» ASSIGNED TASK
Print every record exactly as it appears. Leave the pictures out.

Start of DATASET CONTENT

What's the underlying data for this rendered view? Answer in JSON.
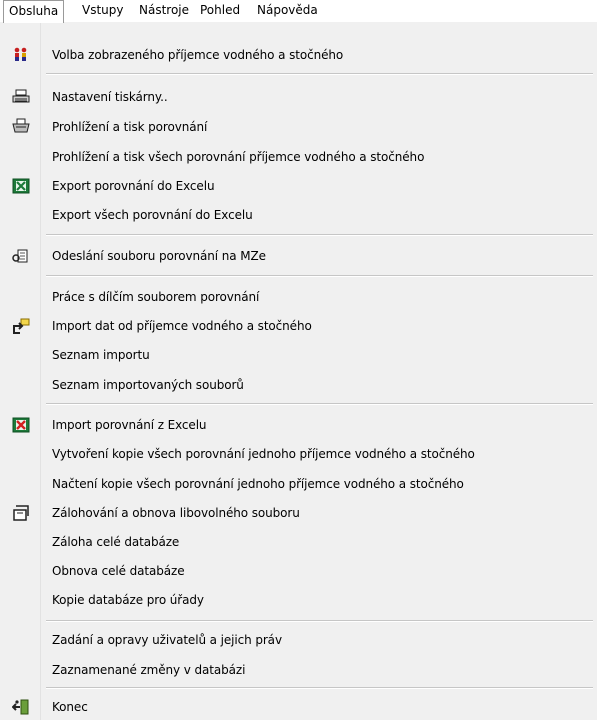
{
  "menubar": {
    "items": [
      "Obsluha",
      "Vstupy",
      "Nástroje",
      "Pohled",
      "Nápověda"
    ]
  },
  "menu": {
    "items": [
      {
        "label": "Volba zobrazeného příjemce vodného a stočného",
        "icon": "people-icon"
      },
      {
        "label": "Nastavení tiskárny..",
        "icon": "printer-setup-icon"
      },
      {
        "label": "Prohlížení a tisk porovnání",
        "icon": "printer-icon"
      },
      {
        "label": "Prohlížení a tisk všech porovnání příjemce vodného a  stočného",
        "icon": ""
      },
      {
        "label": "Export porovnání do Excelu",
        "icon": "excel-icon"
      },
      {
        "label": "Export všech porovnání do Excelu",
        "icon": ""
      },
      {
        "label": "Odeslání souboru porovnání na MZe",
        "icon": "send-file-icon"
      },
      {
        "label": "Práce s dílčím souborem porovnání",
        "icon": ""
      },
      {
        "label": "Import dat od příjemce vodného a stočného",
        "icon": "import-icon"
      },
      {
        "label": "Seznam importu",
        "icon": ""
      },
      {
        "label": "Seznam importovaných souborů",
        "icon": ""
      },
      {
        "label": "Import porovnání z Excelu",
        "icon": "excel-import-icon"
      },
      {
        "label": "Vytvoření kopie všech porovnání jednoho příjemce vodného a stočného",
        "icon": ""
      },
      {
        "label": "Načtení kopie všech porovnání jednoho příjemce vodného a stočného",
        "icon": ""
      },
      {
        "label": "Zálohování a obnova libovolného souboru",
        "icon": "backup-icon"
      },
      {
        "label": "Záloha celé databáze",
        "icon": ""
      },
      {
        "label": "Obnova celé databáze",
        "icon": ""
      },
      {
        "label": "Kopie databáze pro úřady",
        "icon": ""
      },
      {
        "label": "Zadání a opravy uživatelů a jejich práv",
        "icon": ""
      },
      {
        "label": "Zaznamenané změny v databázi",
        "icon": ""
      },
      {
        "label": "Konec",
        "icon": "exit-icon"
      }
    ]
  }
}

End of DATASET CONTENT

» EXERCISE RESULT
What's the underlying data for this rendered view? Answer in JSON.
{
  "menubar": {
    "items": [
      "Obsluha",
      "Vstupy",
      "Nástroje",
      "Pohled",
      "Nápověda"
    ]
  },
  "menu": {
    "items": [
      {
        "label": "Volba zobrazeného příjemce vodného a stočného",
        "icon": "people-icon"
      },
      {
        "label": "Nastavení tiskárny..",
        "icon": "printer-setup-icon"
      },
      {
        "label": "Prohlížení a tisk porovnání",
        "icon": "printer-icon"
      },
      {
        "label": "Prohlížení a tisk všech porovnání příjemce vodného a  stočného",
        "icon": ""
      },
      {
        "label": "Export porovnání do Excelu",
        "icon": "excel-icon"
      },
      {
        "label": "Export všech porovnání do Excelu",
        "icon": ""
      },
      {
        "label": "Odeslání souboru porovnání na MZe",
        "icon": "send-file-icon"
      },
      {
        "label": "Práce s dílčím souborem porovnání",
        "icon": ""
      },
      {
        "label": "Import dat od příjemce vodného a stočného",
        "icon": "import-icon"
      },
      {
        "label": "Seznam importu",
        "icon": ""
      },
      {
        "label": "Seznam importovaných souborů",
        "icon": ""
      },
      {
        "label": "Import porovnání z Excelu",
        "icon": "excel-import-icon"
      },
      {
        "label": "Vytvoření kopie všech porovnání jednoho příjemce vodného a stočného",
        "icon": ""
      },
      {
        "label": "Načtení kopie všech porovnání jednoho příjemce vodného a stočného",
        "icon": ""
      },
      {
        "label": "Zálohování a obnova libovolného souboru",
        "icon": "backup-icon"
      },
      {
        "label": "Záloha celé databáze",
        "icon": ""
      },
      {
        "label": "Obnova celé databáze",
        "icon": ""
      },
      {
        "label": "Kopie databáze pro úřady",
        "icon": ""
      },
      {
        "label": "Zadání a opravy uživatelů a jejich práv",
        "icon": ""
      },
      {
        "label": "Zaznamenané změny v databázi",
        "icon": ""
      },
      {
        "label": "Konec",
        "icon": "exit-icon"
      }
    ]
  }
}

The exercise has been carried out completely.